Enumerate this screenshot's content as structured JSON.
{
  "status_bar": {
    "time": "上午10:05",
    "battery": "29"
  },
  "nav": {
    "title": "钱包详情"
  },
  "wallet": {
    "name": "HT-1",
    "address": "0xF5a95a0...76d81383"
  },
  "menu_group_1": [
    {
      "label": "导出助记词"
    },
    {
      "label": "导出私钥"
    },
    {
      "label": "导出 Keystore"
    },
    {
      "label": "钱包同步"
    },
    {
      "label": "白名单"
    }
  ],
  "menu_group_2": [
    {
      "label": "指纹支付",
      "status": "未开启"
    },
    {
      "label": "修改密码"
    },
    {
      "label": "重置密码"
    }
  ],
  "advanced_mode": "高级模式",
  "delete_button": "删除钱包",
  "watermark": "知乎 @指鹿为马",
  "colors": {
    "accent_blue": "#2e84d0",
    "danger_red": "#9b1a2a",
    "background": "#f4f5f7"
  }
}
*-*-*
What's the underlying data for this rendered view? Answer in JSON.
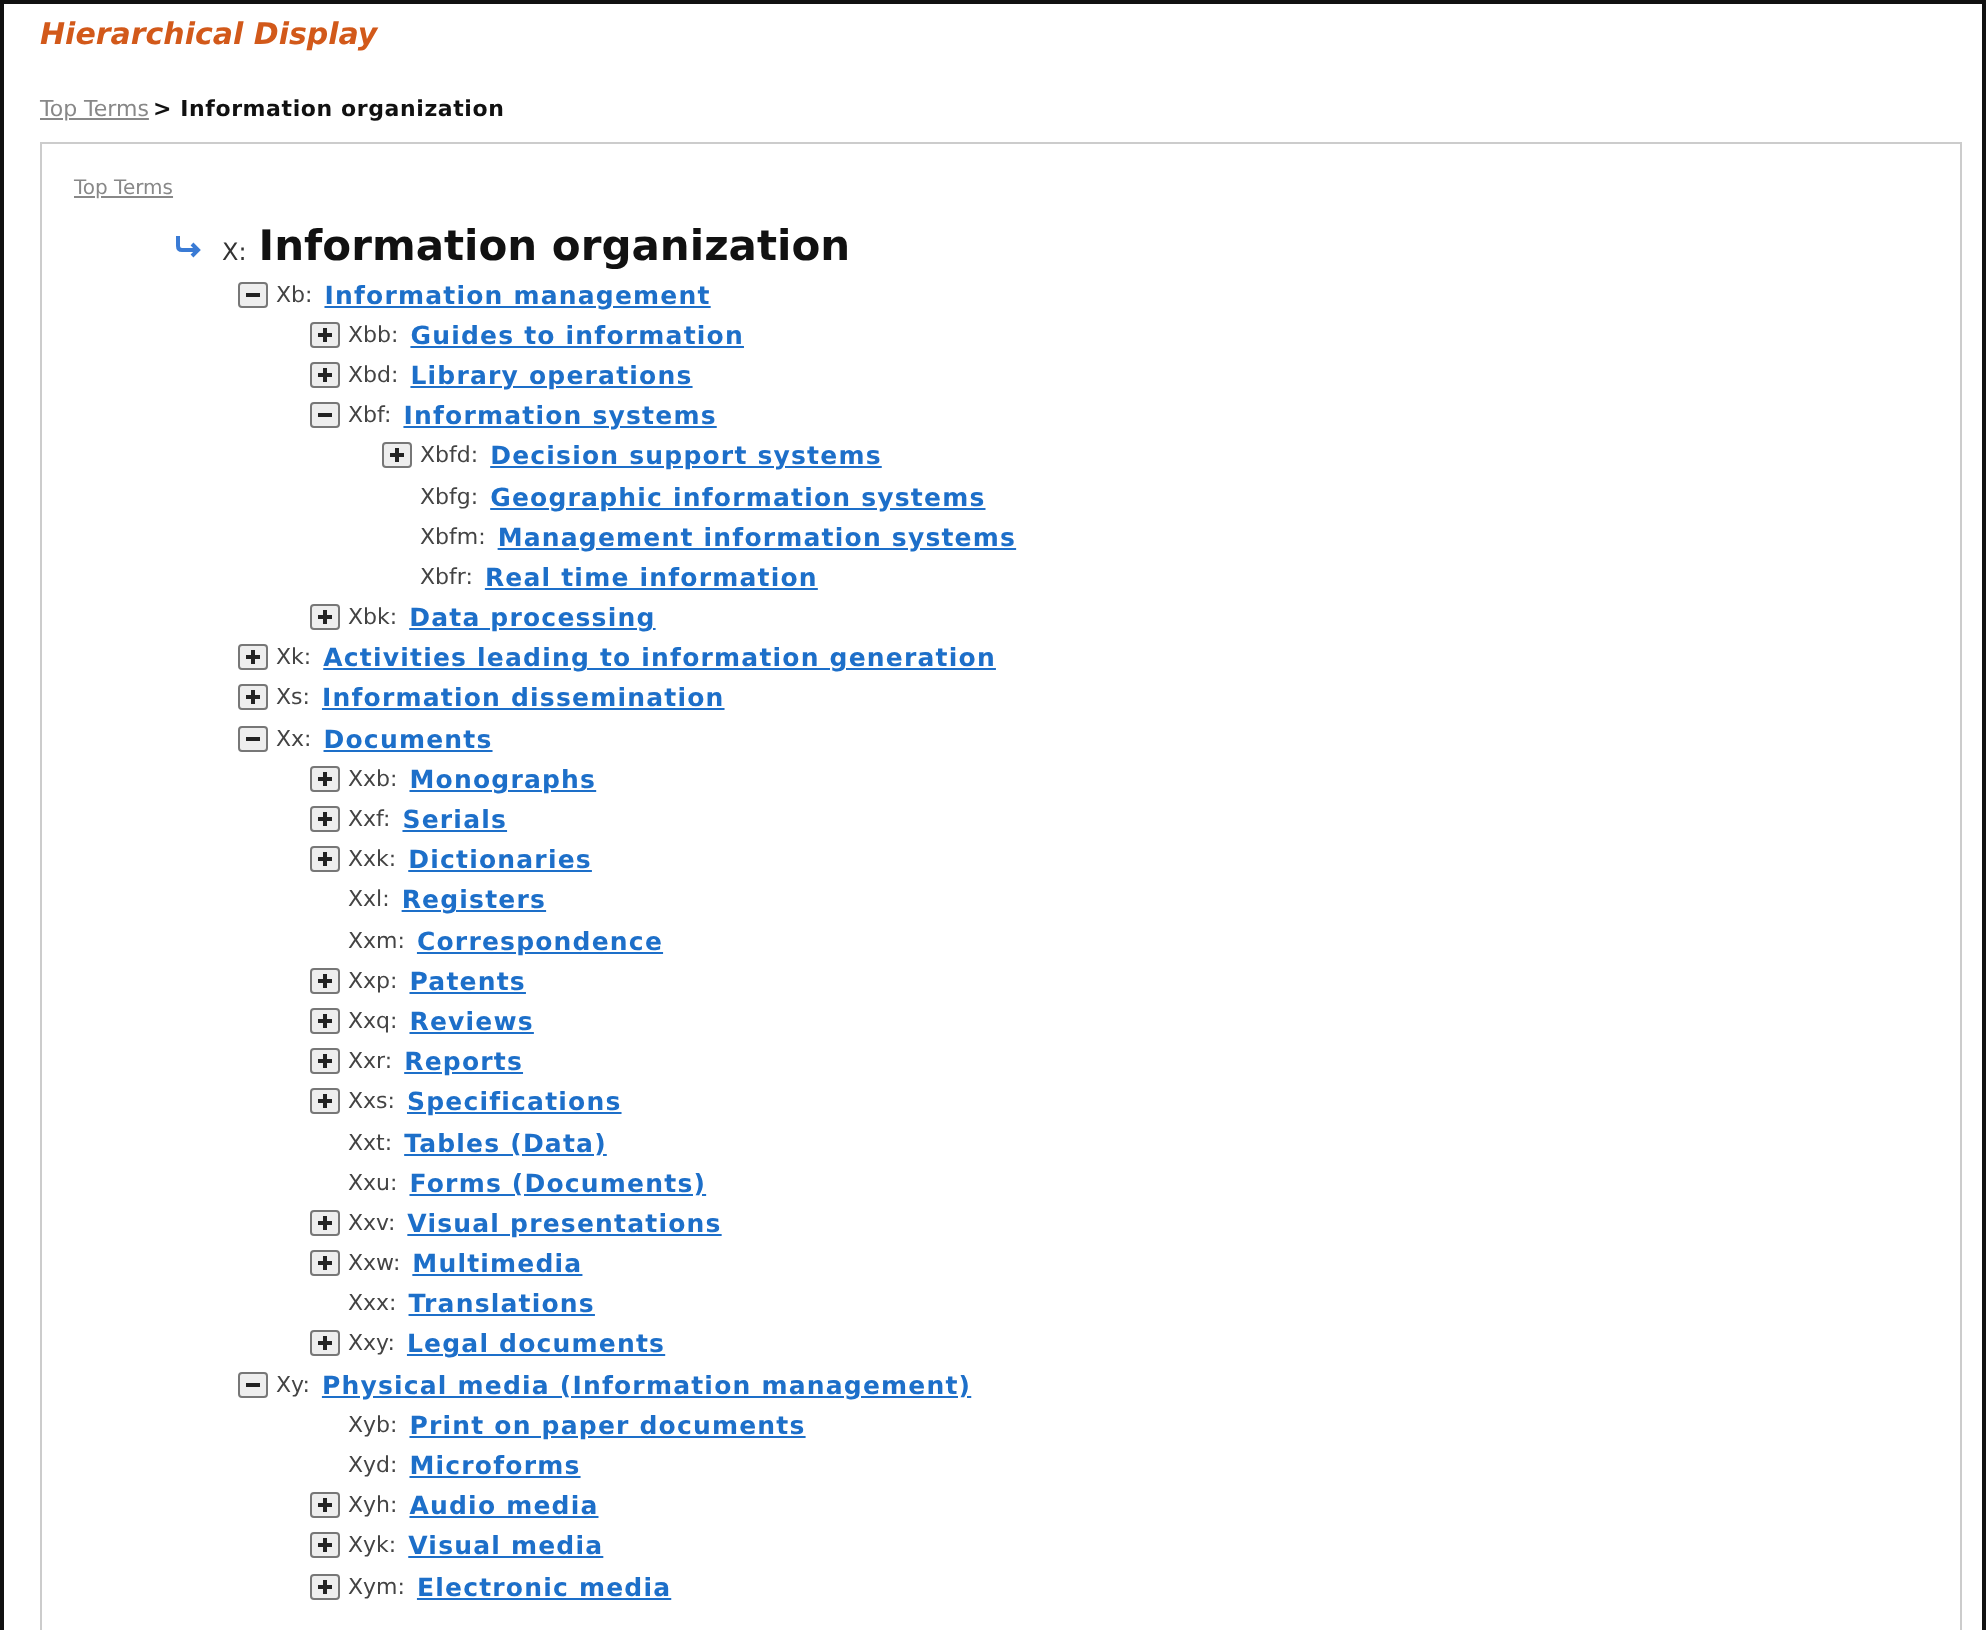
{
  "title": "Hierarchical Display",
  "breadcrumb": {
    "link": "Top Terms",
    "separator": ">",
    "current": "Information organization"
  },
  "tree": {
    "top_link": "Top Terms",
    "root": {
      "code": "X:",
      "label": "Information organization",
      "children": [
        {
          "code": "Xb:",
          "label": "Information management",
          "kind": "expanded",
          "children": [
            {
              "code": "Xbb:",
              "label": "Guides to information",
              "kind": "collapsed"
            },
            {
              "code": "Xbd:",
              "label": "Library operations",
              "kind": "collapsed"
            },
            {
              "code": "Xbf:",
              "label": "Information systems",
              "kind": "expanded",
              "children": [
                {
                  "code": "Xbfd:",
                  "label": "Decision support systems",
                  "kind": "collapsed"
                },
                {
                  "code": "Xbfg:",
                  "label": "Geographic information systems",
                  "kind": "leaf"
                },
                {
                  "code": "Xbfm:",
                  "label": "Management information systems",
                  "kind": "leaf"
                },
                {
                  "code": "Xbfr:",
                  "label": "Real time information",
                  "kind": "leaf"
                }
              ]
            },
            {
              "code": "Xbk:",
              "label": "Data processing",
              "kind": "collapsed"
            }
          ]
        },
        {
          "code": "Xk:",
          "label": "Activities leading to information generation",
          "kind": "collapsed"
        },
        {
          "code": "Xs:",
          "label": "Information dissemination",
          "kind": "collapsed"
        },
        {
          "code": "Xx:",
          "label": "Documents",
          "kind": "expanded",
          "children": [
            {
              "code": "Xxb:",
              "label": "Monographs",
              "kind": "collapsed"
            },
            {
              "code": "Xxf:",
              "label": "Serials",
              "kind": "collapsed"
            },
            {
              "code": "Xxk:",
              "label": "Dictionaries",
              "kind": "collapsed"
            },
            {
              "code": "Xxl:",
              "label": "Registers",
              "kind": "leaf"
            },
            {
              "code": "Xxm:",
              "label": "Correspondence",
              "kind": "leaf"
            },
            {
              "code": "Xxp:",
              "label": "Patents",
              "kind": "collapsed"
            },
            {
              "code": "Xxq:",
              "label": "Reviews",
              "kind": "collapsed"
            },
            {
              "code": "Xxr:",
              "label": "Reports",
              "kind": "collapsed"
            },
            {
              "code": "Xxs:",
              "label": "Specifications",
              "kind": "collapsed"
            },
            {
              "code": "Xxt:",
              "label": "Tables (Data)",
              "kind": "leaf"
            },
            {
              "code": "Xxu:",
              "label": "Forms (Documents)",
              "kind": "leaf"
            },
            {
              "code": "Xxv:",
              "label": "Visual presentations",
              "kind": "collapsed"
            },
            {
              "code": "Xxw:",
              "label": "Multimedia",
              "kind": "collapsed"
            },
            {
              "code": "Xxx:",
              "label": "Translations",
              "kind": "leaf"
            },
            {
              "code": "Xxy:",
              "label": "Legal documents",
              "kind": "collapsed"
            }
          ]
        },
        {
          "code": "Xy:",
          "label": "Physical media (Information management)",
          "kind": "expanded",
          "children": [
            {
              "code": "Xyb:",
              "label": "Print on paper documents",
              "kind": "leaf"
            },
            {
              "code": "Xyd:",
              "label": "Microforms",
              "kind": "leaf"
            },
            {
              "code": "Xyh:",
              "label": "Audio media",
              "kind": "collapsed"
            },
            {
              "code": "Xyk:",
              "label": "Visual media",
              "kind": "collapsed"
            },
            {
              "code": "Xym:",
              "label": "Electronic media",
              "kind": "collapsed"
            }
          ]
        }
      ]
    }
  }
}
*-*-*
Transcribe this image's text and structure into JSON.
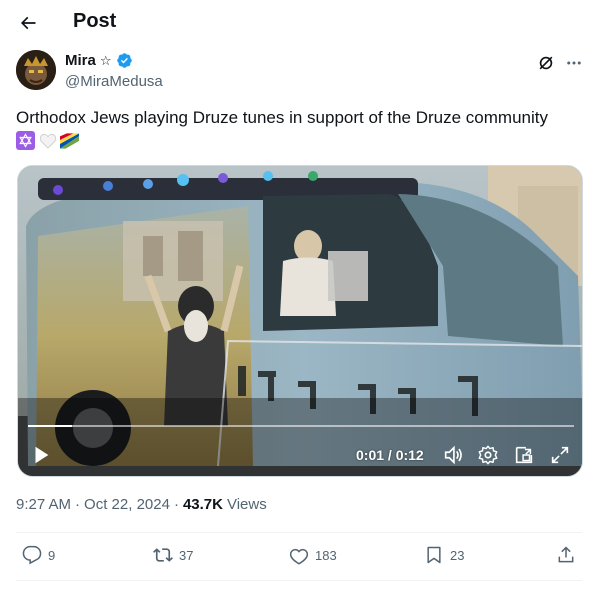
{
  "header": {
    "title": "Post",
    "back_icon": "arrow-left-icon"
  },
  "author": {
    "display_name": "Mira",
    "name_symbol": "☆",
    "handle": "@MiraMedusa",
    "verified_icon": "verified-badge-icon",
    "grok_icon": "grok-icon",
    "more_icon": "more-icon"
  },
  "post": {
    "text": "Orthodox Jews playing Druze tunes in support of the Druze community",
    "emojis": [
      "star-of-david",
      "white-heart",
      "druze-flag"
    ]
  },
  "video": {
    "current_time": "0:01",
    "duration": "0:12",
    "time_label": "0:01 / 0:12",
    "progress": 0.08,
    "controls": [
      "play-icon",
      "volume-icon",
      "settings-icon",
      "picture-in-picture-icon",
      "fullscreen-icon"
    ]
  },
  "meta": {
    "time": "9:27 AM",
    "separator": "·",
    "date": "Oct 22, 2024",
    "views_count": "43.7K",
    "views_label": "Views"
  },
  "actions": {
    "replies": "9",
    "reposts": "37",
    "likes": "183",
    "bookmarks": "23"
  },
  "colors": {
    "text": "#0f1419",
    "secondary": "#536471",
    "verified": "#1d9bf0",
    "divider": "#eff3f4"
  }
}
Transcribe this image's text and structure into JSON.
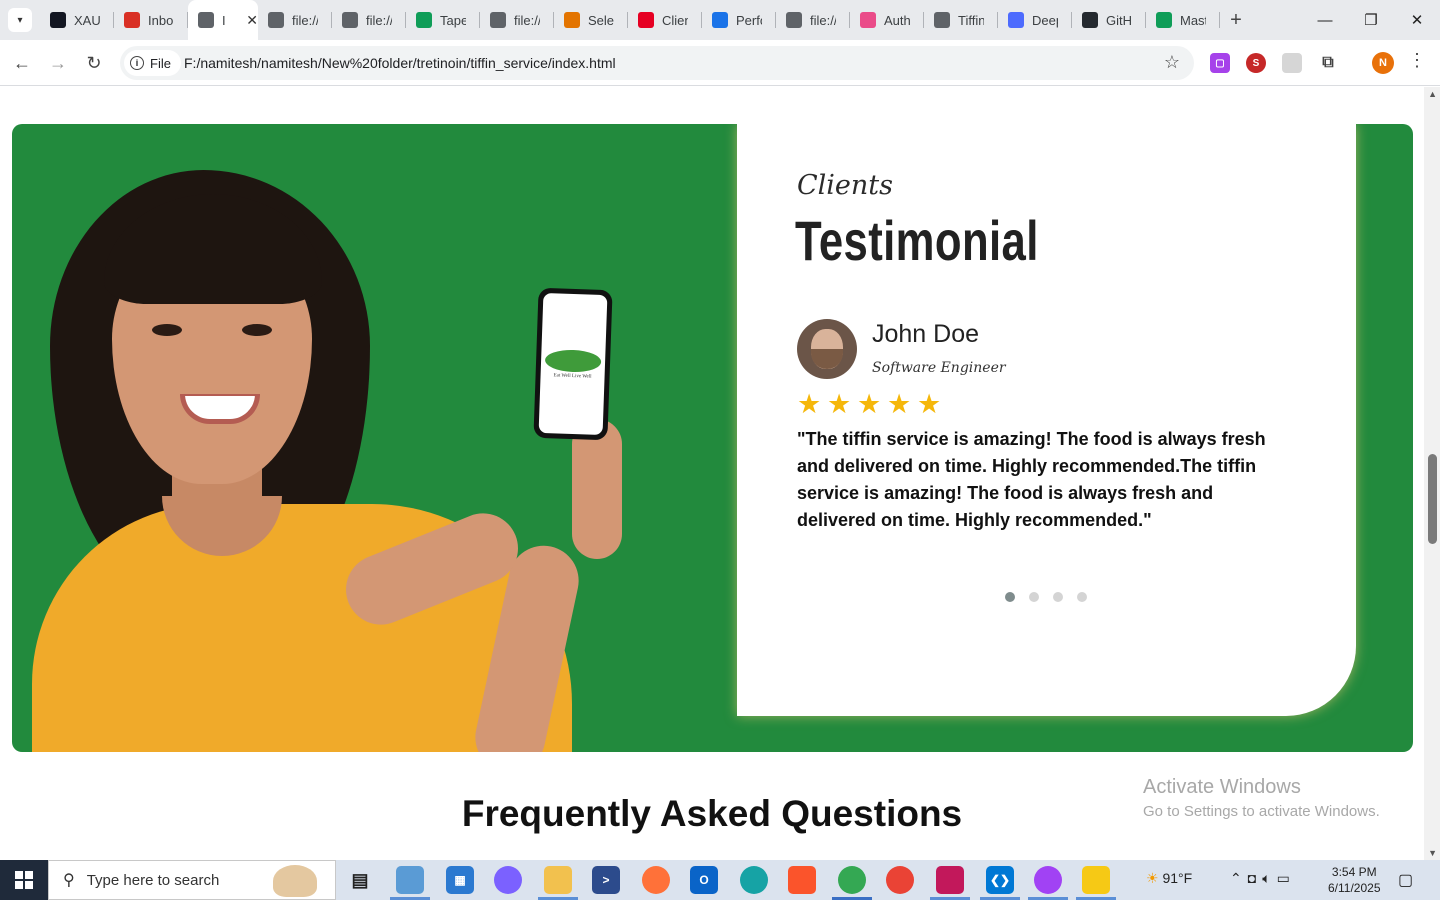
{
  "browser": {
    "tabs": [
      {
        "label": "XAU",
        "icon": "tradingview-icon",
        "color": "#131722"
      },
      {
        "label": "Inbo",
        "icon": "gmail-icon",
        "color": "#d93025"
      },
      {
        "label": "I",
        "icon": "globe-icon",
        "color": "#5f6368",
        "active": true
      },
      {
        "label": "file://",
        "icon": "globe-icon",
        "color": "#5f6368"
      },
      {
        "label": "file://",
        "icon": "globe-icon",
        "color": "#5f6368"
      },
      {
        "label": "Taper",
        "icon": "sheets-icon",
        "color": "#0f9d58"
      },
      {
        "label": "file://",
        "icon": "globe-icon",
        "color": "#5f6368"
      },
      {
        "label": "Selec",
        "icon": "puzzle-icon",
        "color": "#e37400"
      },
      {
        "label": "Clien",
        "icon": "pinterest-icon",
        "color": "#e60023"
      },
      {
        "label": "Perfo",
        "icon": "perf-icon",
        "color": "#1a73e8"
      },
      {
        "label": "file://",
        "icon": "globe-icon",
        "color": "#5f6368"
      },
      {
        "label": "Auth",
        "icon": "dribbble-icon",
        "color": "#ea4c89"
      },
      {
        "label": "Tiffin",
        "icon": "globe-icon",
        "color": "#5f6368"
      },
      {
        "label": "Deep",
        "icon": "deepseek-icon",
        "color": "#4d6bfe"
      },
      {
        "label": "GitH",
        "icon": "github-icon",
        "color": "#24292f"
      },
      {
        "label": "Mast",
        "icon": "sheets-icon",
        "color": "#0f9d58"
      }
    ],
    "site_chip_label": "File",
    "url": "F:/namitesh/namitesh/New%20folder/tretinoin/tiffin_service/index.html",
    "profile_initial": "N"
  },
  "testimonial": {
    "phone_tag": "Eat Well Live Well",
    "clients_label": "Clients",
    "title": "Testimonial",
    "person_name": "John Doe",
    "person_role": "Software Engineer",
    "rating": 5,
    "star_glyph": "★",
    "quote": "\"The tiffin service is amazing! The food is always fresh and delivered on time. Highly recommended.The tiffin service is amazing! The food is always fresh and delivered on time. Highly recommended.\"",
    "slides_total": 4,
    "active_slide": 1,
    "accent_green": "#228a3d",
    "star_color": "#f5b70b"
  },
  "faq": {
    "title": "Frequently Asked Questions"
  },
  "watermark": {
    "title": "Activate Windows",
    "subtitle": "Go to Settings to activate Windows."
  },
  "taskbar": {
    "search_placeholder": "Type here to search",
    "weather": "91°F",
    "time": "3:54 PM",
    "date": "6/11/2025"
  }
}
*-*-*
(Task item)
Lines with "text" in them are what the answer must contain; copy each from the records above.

(Answer space)
Transcribe this image's text and structure into JSON.
    "text": "Orthodox Jews playing Druze tunes in support of the Druze community",
    "text": "#0f1419",
Transcribe this image's text and structure into JSON.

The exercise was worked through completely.